Gen McKiernan, it was felt in Washington, was ill-suited to modern warfare. He was a traditional logistics specialist in an era when generals need to be steeped in asymmetric warfare, counterinsurgency and Washington politics. His replacement, Gen McChrystal, was all of the above. The Pentagon and White House hoped he would help win over Congress and the American people as well as improve the situation on the ground.
Gen McChrystal has certainly been dynamic, though not in the way the White House might have hoped. In early March, after weeks of debate, Mr Obama's strategic review of Afghanistan appeared to have reached a conclusion: the United States needed to mount a comprehensive counterinsurgency mission, involving troops and civilian experts, to defeat the Taliban. But then came the issue of resources. Mr Obama had sent 21,000 additional troops in February, but the harder Gen McChrystal looked, the more he thought he would need. He requested 40,000 troops in addition to the 68,000 already on the ground. Civilian specialists and reconstruction projects would cost billions more. It was exactly what Gen McKiernan had been saying and been fired for.
In his recent review of the situation in Afghanistan, Gen McChrystal wrote: "Failure to gain the initiative and reverse insurgent momentum in the near-term [the next 12 months] - while Afghan security capacity matures - risks an outcome where defeating the insurgency is no longer possible." America had to act now and with force. Events in the country seem to support Gen McChrystal's grim view. Over the past year, the Taliban have become more effective at small-unit action targeting US and Nato troops. On Thursday, the Taliban drove a car bomb into the Indian Embassy in Kabul, killing 17 people.
Stephen Biddle, senior fellow for defence policy at the Council on Foreign Relations, said failure in Afghanistan was not inevitable. But he cautioned, if the United States withdrew from Afghanistan, there would be a much greater risk of the state tumbling into anarchy.
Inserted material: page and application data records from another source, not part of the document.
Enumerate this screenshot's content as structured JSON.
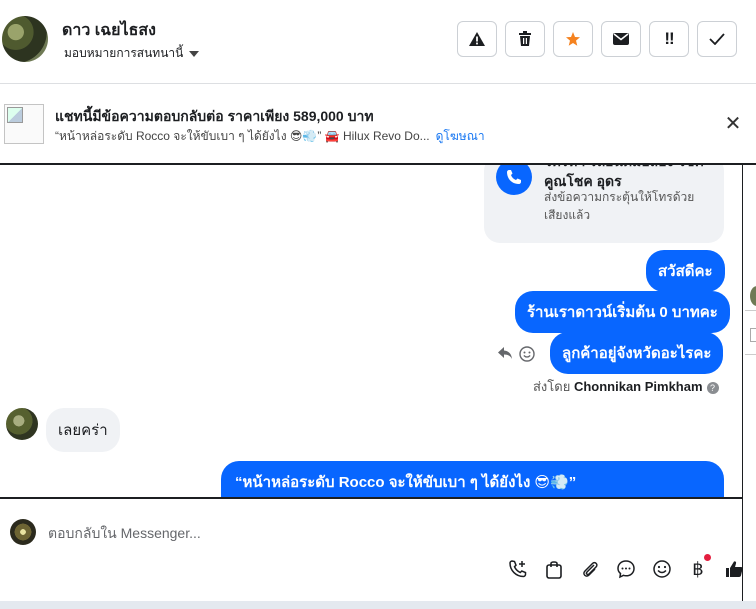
{
  "header": {
    "contact_name": "ดาว เฉยไธสง",
    "assign_label": "มอบหมายการสนทนานี้",
    "buttons": [
      {
        "name": "spam-warning",
        "glyph": "!"
      },
      {
        "name": "delete",
        "glyph": "🗑"
      },
      {
        "name": "star",
        "glyph": "★"
      },
      {
        "name": "mark-unread",
        "glyph": "✉"
      },
      {
        "name": "follow-up",
        "glyph": "!!"
      },
      {
        "name": "done",
        "glyph": "✓"
      }
    ]
  },
  "ad": {
    "title": "แชทนี้มีข้อความตอบกลับต่อ ราคาเพียง 589,000 บาท",
    "subtitle": "“หน้าหล่อระดับ Rocco จะให้ขับเบา ๆ ได้ยังไง 😎💨” 🚘 Hilux Revo Do...",
    "link": "ดูโฆษณา"
  },
  "chat": {
    "call_card": {
      "title": "โทรหา รถยนต์มือสอง โชคคูณโชค อุดร",
      "desc": "ส่งข้อความกระตุ้นให้โทรด้วยเสียงแล้ว"
    },
    "messages_out": [
      "สวัสดีคะ",
      "ร้านเราดาวน์เริ่มต้น 0 บาทคะ",
      "ลูกค้าอยู่จังหวัดอะไรคะ"
    ],
    "sent_by_prefix": "ส่งโดย",
    "sent_by_name": "Chonnikan Pimkham",
    "message_in": "เลยคร่า",
    "big_message_line": "“หน้าหล่อระดับ Rocco จะให้ขับเบา ๆ ได้ยังไง 😎💨”"
  },
  "composer": {
    "placeholder": "ตอบกลับใน Messenger...",
    "tools": [
      "call-icon",
      "bag-icon",
      "attach-icon",
      "chat-bubble-icon",
      "emoji-icon",
      "baht-icon",
      "thumbs-up-icon"
    ]
  },
  "colors": {
    "accent": "#0866ff",
    "incoming_bg": "#f0f2f5",
    "star": "#f5821f",
    "notification_dot": "#e41e3f"
  }
}
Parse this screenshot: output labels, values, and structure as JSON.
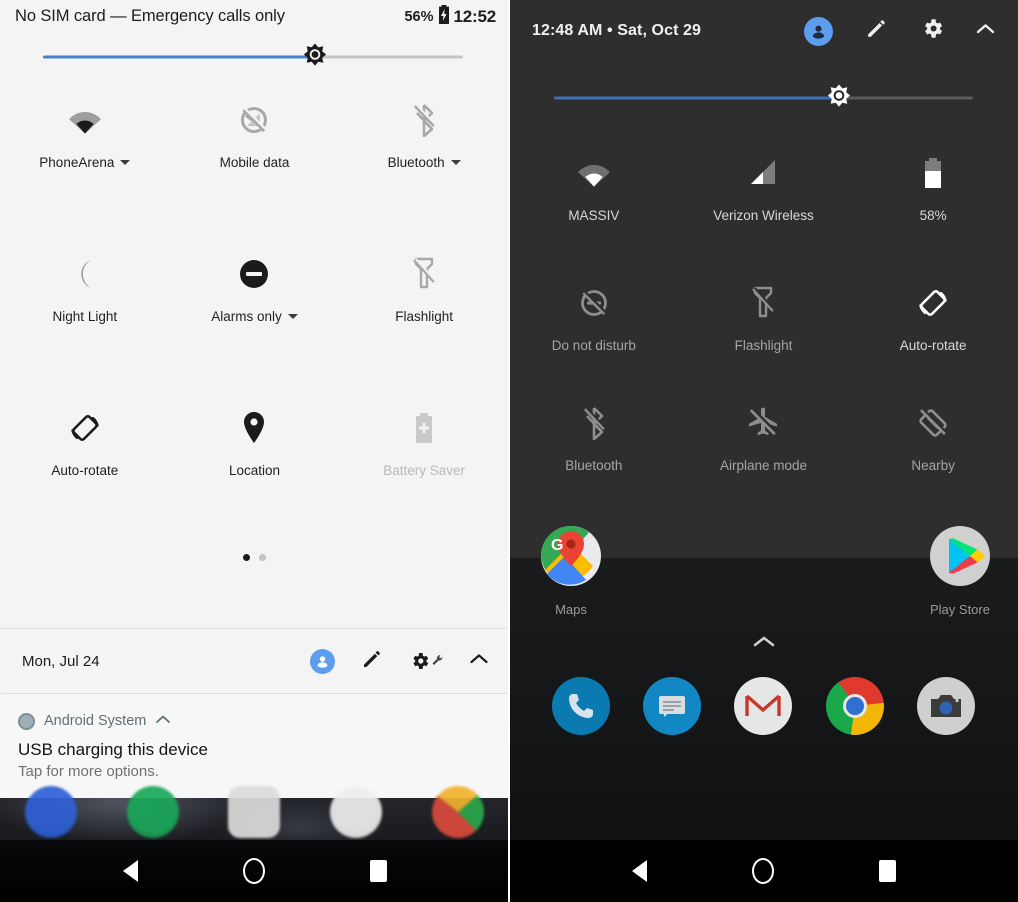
{
  "left_panel": {
    "status_bar": {
      "carrier_text": "No SIM card — Emergency calls only",
      "battery_percent": "56%",
      "battery_icon": "battery-charging-icon",
      "clock": "12:52"
    },
    "brightness_slider": {
      "icon": "brightness-icon",
      "value_percent": 65
    },
    "tiles": [
      {
        "label": "PhoneArena",
        "icon": "wifi-icon",
        "enabled": true,
        "has_dropdown": true
      },
      {
        "label": "Mobile data",
        "icon": "mobile-data-off-icon",
        "enabled": false,
        "has_dropdown": false
      },
      {
        "label": "Bluetooth",
        "icon": "bluetooth-off-icon",
        "enabled": false,
        "has_dropdown": true
      },
      {
        "label": "Night Light",
        "icon": "moon-icon",
        "enabled": false,
        "has_dropdown": false
      },
      {
        "label": "Alarms only",
        "icon": "do-not-disturb-icon",
        "enabled": true,
        "has_dropdown": true
      },
      {
        "label": "Flashlight",
        "icon": "flashlight-off-icon",
        "enabled": false,
        "has_dropdown": false
      },
      {
        "label": "Auto-rotate",
        "icon": "auto-rotate-icon",
        "enabled": true,
        "has_dropdown": false
      },
      {
        "label": "Location",
        "icon": "location-pin-icon",
        "enabled": true,
        "has_dropdown": false
      },
      {
        "label": "Battery Saver",
        "icon": "battery-saver-icon",
        "enabled": false,
        "has_dropdown": false
      }
    ],
    "page_indicator": {
      "pages": 2,
      "active": 1
    },
    "footer": {
      "date": "Mon, Jul 24",
      "icons": [
        "user-avatar-icon",
        "edit-pencil-icon",
        "settings-gear-wrench-icon",
        "collapse-chevron-up-icon"
      ]
    },
    "notification": {
      "app_name": "Android System",
      "expand_icon": "chevron-up-icon",
      "title": "USB charging this device",
      "subtitle": "Tap for more options."
    },
    "nav_bar": {
      "back": "back-triangle-icon",
      "home": "home-circle-icon",
      "recents": "recents-square-icon"
    }
  },
  "right_panel": {
    "header": {
      "clock_date": "12:48 AM • Sat, Oct 29",
      "icons": [
        "user-avatar-icon",
        "edit-pencil-icon",
        "settings-gear-icon",
        "collapse-chevron-up-icon"
      ]
    },
    "brightness_slider": {
      "icon": "brightness-icon",
      "value_percent": 68
    },
    "tiles": [
      {
        "label": "MASSIV",
        "icon": "wifi-icon",
        "enabled": true,
        "has_dropdown": false
      },
      {
        "label": "Verizon Wireless",
        "icon": "signal-bars-icon",
        "enabled": true,
        "has_dropdown": false
      },
      {
        "label": "58%",
        "icon": "battery-icon",
        "enabled": true,
        "has_dropdown": false
      },
      {
        "label": "Do not disturb",
        "icon": "do-not-disturb-off-icon",
        "enabled": false,
        "has_dropdown": false
      },
      {
        "label": "Flashlight",
        "icon": "flashlight-off-icon",
        "enabled": false,
        "has_dropdown": false
      },
      {
        "label": "Auto-rotate",
        "icon": "auto-rotate-icon",
        "enabled": true,
        "has_dropdown": false
      },
      {
        "label": "Bluetooth",
        "icon": "bluetooth-off-icon",
        "enabled": false,
        "has_dropdown": false
      },
      {
        "label": "Airplane mode",
        "icon": "airplane-off-icon",
        "enabled": false,
        "has_dropdown": false
      },
      {
        "label": "Nearby",
        "icon": "nearby-off-icon",
        "enabled": false,
        "has_dropdown": false
      }
    ],
    "home_screen": {
      "apps": [
        {
          "label": "Maps",
          "icon": "google-maps-icon"
        },
        {
          "label": "Play Store",
          "icon": "google-play-icon"
        }
      ],
      "app_drawer_handle": "chevron-up-icon",
      "dock": [
        {
          "icon": "phone-icon"
        },
        {
          "icon": "messages-icon"
        },
        {
          "icon": "gmail-icon"
        },
        {
          "icon": "chrome-icon"
        },
        {
          "icon": "camera-icon"
        }
      ]
    },
    "nav_bar": {
      "back": "back-triangle-icon",
      "home": "home-circle-icon",
      "recents": "recents-square-icon"
    }
  },
  "colors": {
    "left_background": "#f4f4f4",
    "right_background": "#2e2e2e",
    "accent_blue": "#4285c8",
    "avatar_blue": "#5c9ded",
    "disabled_gray": "#b9b9b9"
  }
}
If that happened, the risk of a Pakistani nuclear bomb falling into the hands of al Qa'eda would be much greater. "Neither course, staying or leaving, is politically easy or strategically safe," he said. "But leaving is perhaps the greater gamble."
* The National